FP StaffOct 17, 2022 12:22:53 IST
Google’s recently launched Pixel 7 and Pixel 7 Pro are the first smartphones that support 64-bit apps. This is a huge deal, considering that modern mobile SoCs are developed on 64-bit architecture, and will therefore run these apps more efficiently, at least in theory. However, the downside is that devices like the Pixel 7 and the Pixel 7 Pro, which support 64-bit apps, are not able to work with 32-bit versions of these apps.
For years now, Google has been working towards a future where Android would become a 64-bit operating system instead of one that still supports 32-bit software. A 64-bit operating system can access many more memory addresses, which leads to improvements on both security, but more importantly performance. As mentioned earlier, it also drastically improves efficiency.

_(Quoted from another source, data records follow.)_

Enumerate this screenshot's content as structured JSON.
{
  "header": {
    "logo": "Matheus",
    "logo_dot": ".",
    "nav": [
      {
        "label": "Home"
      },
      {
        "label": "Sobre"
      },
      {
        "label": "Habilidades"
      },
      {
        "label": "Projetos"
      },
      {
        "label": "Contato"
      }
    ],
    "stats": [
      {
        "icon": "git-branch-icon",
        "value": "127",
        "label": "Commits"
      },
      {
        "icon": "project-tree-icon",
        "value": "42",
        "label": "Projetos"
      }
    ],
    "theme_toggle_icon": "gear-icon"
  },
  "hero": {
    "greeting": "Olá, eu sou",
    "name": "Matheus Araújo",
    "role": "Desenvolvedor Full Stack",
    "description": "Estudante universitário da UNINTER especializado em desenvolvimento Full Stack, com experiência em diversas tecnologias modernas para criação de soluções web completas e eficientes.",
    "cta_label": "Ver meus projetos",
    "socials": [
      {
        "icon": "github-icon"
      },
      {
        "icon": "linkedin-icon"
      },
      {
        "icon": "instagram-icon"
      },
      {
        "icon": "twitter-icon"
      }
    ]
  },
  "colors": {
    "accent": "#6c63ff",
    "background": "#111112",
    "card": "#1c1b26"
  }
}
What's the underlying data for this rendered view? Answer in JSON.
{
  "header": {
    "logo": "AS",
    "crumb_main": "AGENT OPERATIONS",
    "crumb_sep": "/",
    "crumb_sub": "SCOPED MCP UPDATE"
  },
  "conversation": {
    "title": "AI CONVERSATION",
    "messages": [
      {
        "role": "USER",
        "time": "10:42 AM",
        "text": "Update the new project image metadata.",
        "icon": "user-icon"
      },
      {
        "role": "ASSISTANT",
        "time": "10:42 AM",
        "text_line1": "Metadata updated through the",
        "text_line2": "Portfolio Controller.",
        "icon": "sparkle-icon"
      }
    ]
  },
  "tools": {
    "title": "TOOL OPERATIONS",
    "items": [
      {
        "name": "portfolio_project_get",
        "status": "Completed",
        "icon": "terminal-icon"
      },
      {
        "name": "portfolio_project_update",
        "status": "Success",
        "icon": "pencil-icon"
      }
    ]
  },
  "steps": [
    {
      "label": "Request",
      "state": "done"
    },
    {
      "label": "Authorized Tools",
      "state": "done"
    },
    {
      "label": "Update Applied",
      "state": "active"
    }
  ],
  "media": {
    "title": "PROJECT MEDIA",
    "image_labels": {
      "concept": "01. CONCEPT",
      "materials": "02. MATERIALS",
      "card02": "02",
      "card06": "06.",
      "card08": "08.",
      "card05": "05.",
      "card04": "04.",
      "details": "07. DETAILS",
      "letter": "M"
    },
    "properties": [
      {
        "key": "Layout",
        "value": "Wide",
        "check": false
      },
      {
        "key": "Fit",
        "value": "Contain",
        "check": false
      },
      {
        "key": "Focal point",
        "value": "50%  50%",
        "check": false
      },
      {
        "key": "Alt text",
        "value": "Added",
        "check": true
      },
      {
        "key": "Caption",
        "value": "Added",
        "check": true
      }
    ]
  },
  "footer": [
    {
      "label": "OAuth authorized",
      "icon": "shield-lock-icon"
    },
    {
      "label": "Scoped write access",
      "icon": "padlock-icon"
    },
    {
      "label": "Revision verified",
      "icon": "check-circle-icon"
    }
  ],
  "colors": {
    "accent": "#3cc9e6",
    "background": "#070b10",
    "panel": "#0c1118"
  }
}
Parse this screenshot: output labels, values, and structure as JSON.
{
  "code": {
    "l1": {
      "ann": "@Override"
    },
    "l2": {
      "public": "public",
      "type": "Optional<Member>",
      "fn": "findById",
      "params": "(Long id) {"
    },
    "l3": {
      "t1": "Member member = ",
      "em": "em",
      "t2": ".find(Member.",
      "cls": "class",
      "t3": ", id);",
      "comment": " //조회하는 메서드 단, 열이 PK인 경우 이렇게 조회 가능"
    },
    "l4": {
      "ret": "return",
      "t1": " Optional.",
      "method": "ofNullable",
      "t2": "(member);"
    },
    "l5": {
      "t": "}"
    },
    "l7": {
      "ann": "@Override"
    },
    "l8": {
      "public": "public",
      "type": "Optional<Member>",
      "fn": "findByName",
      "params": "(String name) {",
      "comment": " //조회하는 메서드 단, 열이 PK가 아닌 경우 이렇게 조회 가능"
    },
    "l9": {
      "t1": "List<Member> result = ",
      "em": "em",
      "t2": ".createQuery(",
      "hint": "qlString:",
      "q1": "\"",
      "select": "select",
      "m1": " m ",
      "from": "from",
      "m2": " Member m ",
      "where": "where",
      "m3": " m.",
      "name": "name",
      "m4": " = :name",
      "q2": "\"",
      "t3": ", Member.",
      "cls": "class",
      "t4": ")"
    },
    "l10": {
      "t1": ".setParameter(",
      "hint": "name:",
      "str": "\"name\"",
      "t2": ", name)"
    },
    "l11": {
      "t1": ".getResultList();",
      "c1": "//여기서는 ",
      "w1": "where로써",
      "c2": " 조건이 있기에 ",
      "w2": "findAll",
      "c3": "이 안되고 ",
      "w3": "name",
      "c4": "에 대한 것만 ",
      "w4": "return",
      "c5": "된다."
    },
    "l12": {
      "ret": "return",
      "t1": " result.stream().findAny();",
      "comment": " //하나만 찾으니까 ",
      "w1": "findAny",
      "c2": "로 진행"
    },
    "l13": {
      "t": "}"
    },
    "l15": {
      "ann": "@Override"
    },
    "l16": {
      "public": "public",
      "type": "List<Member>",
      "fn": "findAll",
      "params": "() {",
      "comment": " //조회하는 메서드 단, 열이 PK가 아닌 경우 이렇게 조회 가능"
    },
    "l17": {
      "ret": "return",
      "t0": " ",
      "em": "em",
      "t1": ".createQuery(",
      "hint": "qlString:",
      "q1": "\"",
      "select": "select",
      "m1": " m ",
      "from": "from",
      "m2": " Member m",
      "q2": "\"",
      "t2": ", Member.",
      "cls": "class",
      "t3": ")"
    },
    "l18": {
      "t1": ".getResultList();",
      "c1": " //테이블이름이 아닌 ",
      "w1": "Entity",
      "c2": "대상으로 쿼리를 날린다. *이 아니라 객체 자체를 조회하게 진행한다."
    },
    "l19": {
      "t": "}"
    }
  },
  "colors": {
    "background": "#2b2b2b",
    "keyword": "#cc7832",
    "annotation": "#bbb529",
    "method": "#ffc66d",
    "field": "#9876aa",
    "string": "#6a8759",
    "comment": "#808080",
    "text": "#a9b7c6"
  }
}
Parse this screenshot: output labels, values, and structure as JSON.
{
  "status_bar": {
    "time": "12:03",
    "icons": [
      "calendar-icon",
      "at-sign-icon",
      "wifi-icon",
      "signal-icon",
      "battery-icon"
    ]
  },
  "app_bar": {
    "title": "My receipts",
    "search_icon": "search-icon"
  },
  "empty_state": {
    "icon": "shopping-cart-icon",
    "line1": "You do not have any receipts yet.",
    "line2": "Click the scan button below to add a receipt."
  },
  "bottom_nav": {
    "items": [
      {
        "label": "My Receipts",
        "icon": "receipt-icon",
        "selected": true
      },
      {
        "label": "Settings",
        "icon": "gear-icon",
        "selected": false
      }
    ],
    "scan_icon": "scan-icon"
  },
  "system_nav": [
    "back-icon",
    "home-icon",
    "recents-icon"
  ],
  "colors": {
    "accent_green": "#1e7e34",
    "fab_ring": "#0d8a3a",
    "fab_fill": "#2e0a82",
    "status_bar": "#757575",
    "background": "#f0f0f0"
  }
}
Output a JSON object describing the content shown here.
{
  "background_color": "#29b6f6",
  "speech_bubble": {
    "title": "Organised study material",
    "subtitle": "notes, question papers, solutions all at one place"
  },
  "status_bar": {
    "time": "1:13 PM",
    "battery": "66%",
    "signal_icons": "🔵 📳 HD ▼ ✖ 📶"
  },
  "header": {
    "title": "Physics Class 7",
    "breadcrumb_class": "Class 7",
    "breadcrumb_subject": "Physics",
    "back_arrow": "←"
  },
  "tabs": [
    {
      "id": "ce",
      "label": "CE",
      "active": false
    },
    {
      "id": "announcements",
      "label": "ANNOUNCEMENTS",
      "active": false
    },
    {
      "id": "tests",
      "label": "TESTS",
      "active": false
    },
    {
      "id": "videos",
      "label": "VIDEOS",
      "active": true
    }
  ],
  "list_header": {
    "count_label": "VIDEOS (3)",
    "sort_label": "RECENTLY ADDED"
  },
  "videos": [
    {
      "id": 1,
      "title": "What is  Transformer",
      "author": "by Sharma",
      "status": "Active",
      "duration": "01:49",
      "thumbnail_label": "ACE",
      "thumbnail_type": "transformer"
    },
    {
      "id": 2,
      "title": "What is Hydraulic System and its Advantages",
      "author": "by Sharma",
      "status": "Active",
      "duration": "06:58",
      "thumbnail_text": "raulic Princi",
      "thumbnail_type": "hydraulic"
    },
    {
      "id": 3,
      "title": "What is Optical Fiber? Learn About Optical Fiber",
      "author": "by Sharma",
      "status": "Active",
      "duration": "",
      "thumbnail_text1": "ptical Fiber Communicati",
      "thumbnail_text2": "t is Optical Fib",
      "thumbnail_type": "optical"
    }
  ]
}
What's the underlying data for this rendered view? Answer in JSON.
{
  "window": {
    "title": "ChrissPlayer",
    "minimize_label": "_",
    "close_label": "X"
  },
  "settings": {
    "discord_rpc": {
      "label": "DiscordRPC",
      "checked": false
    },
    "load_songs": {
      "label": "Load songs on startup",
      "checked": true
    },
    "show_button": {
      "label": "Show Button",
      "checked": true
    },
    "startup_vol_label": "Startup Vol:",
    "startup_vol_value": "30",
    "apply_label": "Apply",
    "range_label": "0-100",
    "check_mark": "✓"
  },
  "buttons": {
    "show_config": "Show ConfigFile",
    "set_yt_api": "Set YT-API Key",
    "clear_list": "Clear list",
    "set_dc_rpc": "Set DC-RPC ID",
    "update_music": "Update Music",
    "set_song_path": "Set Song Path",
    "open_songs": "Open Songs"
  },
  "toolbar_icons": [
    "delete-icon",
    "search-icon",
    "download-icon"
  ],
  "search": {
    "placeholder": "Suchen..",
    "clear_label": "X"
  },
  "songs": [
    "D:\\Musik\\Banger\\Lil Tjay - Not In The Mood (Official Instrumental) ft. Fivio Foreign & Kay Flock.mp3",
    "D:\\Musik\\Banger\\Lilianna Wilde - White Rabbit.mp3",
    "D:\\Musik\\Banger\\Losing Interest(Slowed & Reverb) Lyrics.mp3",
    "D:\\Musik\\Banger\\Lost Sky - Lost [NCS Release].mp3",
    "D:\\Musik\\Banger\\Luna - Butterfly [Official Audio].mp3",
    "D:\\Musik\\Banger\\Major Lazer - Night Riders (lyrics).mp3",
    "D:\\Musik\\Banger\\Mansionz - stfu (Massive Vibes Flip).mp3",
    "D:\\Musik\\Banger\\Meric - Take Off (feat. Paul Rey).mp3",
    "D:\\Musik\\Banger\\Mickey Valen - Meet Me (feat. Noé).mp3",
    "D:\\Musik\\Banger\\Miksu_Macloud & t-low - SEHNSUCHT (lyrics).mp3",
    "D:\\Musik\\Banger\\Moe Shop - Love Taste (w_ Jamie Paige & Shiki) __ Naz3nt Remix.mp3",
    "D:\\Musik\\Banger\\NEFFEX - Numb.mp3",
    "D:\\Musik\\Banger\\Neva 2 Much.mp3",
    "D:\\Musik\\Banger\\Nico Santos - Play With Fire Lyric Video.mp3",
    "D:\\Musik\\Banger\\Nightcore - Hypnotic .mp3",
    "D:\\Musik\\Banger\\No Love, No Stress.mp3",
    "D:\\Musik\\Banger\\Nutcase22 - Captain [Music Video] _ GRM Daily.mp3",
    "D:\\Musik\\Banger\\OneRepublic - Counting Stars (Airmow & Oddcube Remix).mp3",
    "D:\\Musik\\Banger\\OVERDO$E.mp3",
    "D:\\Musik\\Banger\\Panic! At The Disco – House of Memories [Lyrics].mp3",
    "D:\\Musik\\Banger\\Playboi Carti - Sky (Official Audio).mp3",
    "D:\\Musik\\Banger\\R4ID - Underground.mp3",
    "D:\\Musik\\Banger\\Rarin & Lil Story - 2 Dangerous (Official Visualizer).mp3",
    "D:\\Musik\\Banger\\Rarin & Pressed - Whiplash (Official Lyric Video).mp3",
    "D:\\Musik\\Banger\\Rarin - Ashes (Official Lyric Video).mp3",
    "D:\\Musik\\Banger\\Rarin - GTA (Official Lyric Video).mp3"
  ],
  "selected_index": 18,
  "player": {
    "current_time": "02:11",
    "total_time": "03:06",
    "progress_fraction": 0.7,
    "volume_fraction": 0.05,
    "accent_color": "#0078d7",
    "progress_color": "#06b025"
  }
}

Android started supporting 64-bit apps in 2011, when they launched Android 5. However, Google never mandated app developers to submit a 64-bit version of their apps back then. In 2019, however, Google made it a requirement for app developers to submit a 64-bit version of their apps.
Even though the Pixel 7 series only supports 64-bit apps, the devices are not running on a 64-bit only version of Android. Instead, they’re only blocking the installation of 32-bit apps and show a message that reads “app not installed as app isn’t compatible with your phone” appearing when a user attempts to install a 32-bit app.
Now, Pixel 7 and Pixel 7 Pro users, and any user who gets a device that supports only 64-bit apps, will not be facing any major challenges. What will happen, is that certain legacy apps, which have not been updated for a long time, and apps that have no 64-bit versions of their apps, will not work on these devices. Do note, that the number of such apps is very limited, and were anyway some form of emulators.
Google hopes that other manufacturers and app developers take the cue and slowly start porting their developing efforts to 64-bit versions only, as Google hopes to make the Android OS a 64-bit OS only at some point in time.
This claim is further supported by the fact that the upcoming Pixel Tablet will be the first Android device that is truly a 64-bit-only device. With Android 14, several other devices are expected to switch over to the 64-bit-only architecture.
Source by www.firstpost.com